Interventions on small sites are typically carried out by individuals or small groups of people on private or residual public land, with or without the support of landowners. These “bottom-up” initiatives often emanate from a narrow set of individual interests, and as such, it can be challenging for city authorities to determine whether specific projects respond to a larger collective interest. This makes decision-making difficult in terms of public support for special interest groups. By envisioning a systemic approach to food production on small scale sites, a city can harness and coordinate special interest initiatives into a city-wide collective interest strategy. This can help to frame bottom-up initiatives in a top-down vision.
The micro case studies were created to test and evaluate the urban quality generated by urban agriculture projects in the city of Lausanne.

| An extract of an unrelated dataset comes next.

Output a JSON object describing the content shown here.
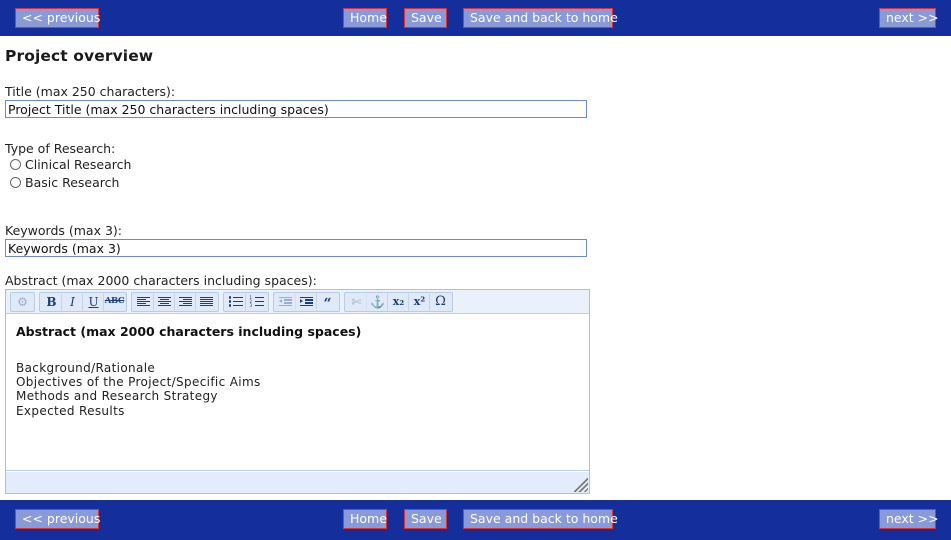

The projects serve as reference or exemples of possible urban agriculture initiatives as they present thoughtful, plausible and original ideas at a variety of scales.